payment systems under economic regulation, and establish a new
competition-focused, utility-style regulator for retail payment systems.
This consultation sets out the Government’s response to the
outcome of the previous consultation and its proposal for a new regulatory
system, details how the Government envisages the new regulatory regime
functioning, and lists the consultation questions.
NUMBER THREE: BANKS FORCED TO RAISE MORE CAPITAL
The Bank of England will tell the UK banks to raise billions
more in capital to absorb potential losses today.
In its Financial Stability Report released in November last
year, the Bank said banks may need to raise as much as £60bn to cover potential
costs relating to hidden losses, regulatory demands and potential fines for
The Bank believes that the banks will not provide the credit
needed for economic recovery unless and until they raise additional capital. The Bank’s Financial Policy Committee (FPC),
which formally gained powers in December, is expected to say how much must be
collectively raised by the banks, but will not say how much specific banks need
The Bank of England's FPC has overall responsibility for
financial regulation in the UK and is part of a new order of regulation
designed to keep the banks under closer scrutiny.
It will oversee two new financial watchdogs: the Prudential
Regulation Authority (PRA), which will take over responsibility for supervising

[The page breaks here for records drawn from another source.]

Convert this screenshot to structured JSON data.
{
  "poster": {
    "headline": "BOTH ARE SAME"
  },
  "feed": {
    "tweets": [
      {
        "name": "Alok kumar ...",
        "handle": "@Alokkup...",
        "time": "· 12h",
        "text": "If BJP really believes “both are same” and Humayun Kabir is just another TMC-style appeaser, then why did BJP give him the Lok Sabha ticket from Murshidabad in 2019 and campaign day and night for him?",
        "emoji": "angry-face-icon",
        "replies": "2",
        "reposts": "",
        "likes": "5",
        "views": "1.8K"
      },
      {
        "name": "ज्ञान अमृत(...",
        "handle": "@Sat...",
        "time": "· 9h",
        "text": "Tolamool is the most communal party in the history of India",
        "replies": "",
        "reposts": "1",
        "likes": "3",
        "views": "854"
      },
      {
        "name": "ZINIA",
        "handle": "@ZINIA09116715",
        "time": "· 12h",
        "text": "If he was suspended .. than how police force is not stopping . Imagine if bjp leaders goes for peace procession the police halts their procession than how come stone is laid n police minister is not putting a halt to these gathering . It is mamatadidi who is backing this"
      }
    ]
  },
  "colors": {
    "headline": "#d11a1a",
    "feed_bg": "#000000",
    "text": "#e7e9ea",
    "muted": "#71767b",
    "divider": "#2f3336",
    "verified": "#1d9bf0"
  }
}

the safety and soundness of individual financial firms, and the Financial
Conduct Authority (FCA), which will be tasked with protecting consumers and
making sure that workers in the financial services sector comply with rules.
The new watchdogs will replace the Financial Services
Authority (FSA), which is set to close next week.
The Bank’s announcement is due at 0930 GMT.
As it’s Easter, it appears that the UK authorities decided to
kill their banks and see them resurrected next week.
A little bit OTT
(Over The Top)?
I’ll write more after Easter, as I’m more interested in
bunnies and chocolate right now …